Work instruction:
Copy each line below as written, but skip the pictures.

Data supplied:
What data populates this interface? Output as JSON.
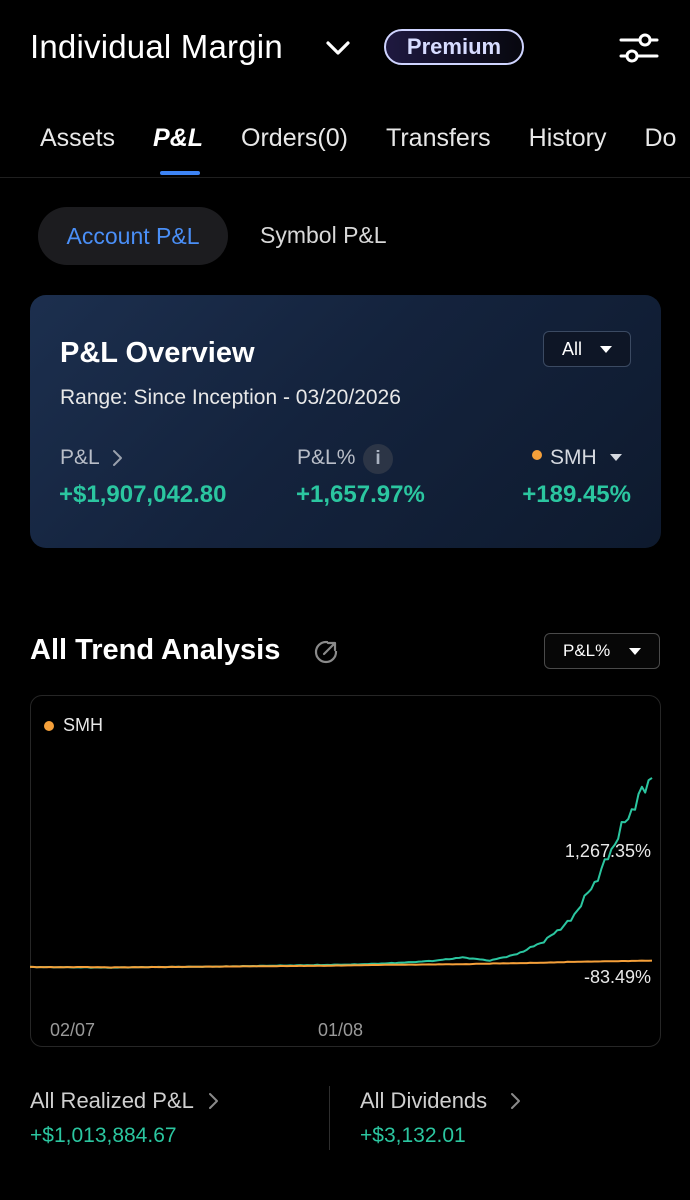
{
  "header": {
    "account_title": "Individual Margin",
    "badge": "Premium",
    "icons": {
      "dropdown": "chevron-down-icon",
      "filter": "sliders-icon"
    }
  },
  "tabs": [
    {
      "label": "Assets",
      "active": false
    },
    {
      "label": "P&L",
      "active": true
    },
    {
      "label": "Orders(0)",
      "active": false
    },
    {
      "label": "Transfers",
      "active": false
    },
    {
      "label": "History",
      "active": false
    },
    {
      "label": "Do",
      "active": false
    }
  ],
  "subtabs": {
    "active": "Account P&L",
    "inactive": "Symbol P&L"
  },
  "overview": {
    "title": "P&L Overview",
    "range_filter": "All",
    "range_text": "Range: Since Inception - 03/20/2026",
    "pl_label": "P&L",
    "pl_value": "+$1,907,042.80",
    "plpct_label": "P&L%",
    "info_icon": "i",
    "plpct_value": "+1,657.97%",
    "benchmark_label": "SMH",
    "benchmark_value": "+189.45%"
  },
  "trend": {
    "title": "All Trend Analysis",
    "metric_filter": "P&L%",
    "legend_benchmark": "SMH",
    "account_end_label": "1,267.35%",
    "benchmark_end_label": "-83.49%",
    "x_labels": [
      "02/07",
      "01/08"
    ]
  },
  "chart_data": {
    "type": "line",
    "x_tick_labels": [
      "02/07",
      "01/08"
    ],
    "series": [
      {
        "name": "SMH",
        "color": "#f5a03a",
        "values": [
          0,
          -1,
          0,
          -2,
          -1,
          0,
          1,
          2,
          3,
          4,
          5,
          6,
          8,
          10,
          11,
          12,
          13,
          16,
          18,
          20,
          24,
          26,
          28,
          30
        ]
      },
      {
        "color": "#2bc6a0",
        "values": [
          0,
          -1,
          -2,
          -3,
          -1,
          0,
          1,
          2,
          4,
          6,
          8,
          10,
          12,
          16,
          22,
          30,
          45,
          30,
          60,
          120,
          220,
          420,
          680,
          900
        ]
      }
    ],
    "end_labels": [
      "1,267.35%",
      "-83.49%"
    ],
    "grid": false
  },
  "bottom": {
    "realized_label": "All Realized P&L",
    "realized_value": "+$1,013,884.67",
    "dividends_label": "All Dividends",
    "dividends_value": "+$3,132.01"
  },
  "colors": {
    "positive": "#2bc6a0",
    "accent_blue": "#3d84f5",
    "benchmark_orange": "#f5a03a",
    "background": "#000000"
  }
}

Written response:
What data populates this interface? Output as JSON.
{
  "header": {
    "account_title": "Individual Margin",
    "badge": "Premium",
    "icons": {
      "dropdown": "chevron-down-icon",
      "filter": "sliders-icon"
    }
  },
  "tabs": [
    {
      "label": "Assets",
      "active": false
    },
    {
      "label": "P&L",
      "active": true
    },
    {
      "label": "Orders(0)",
      "active": false
    },
    {
      "label": "Transfers",
      "active": false
    },
    {
      "label": "History",
      "active": false
    },
    {
      "label": "Do",
      "active": false
    }
  ],
  "subtabs": {
    "active": "Account P&L",
    "inactive": "Symbol P&L"
  },
  "overview": {
    "title": "P&L Overview",
    "range_filter": "All",
    "range_text": "Range: Since Inception - 03/20/2026",
    "pl_label": "P&L",
    "pl_value": "+$1,907,042.80",
    "plpct_label": "P&L%",
    "info_icon": "i",
    "plpct_value": "+1,657.97%",
    "benchmark_label": "SMH",
    "benchmark_value": "+189.45%"
  },
  "trend": {
    "title": "All Trend Analysis",
    "metric_filter": "P&L%",
    "legend_benchmark": "SMH",
    "account_end_label": "1,267.35%",
    "benchmark_end_label": "-83.49%",
    "x_labels": [
      "02/07",
      "01/08"
    ]
  },
  "chart_data": {
    "type": "line",
    "x_tick_labels": [
      "02/07",
      "01/08"
    ],
    "series": [
      {
        "name": "SMH",
        "color": "#f5a03a",
        "values": [
          0,
          -1,
          0,
          -2,
          -1,
          0,
          1,
          2,
          3,
          4,
          5,
          6,
          8,
          10,
          11,
          12,
          13,
          16,
          18,
          20,
          24,
          26,
          28,
          30
        ]
      },
      {
        "color": "#2bc6a0",
        "values": [
          0,
          -1,
          -2,
          -3,
          -1,
          0,
          1,
          2,
          4,
          6,
          8,
          10,
          12,
          16,
          22,
          30,
          45,
          30,
          60,
          120,
          220,
          420,
          680,
          900
        ]
      }
    ],
    "end_labels": [
      "1,267.35%",
      "-83.49%"
    ],
    "grid": false
  },
  "bottom": {
    "realized_label": "All Realized P&L",
    "realized_value": "+$1,013,884.67",
    "dividends_label": "All Dividends",
    "dividends_value": "+$3,132.01"
  },
  "colors": {
    "positive": "#2bc6a0",
    "accent_blue": "#3d84f5",
    "benchmark_orange": "#f5a03a",
    "background": "#000000"
  }
}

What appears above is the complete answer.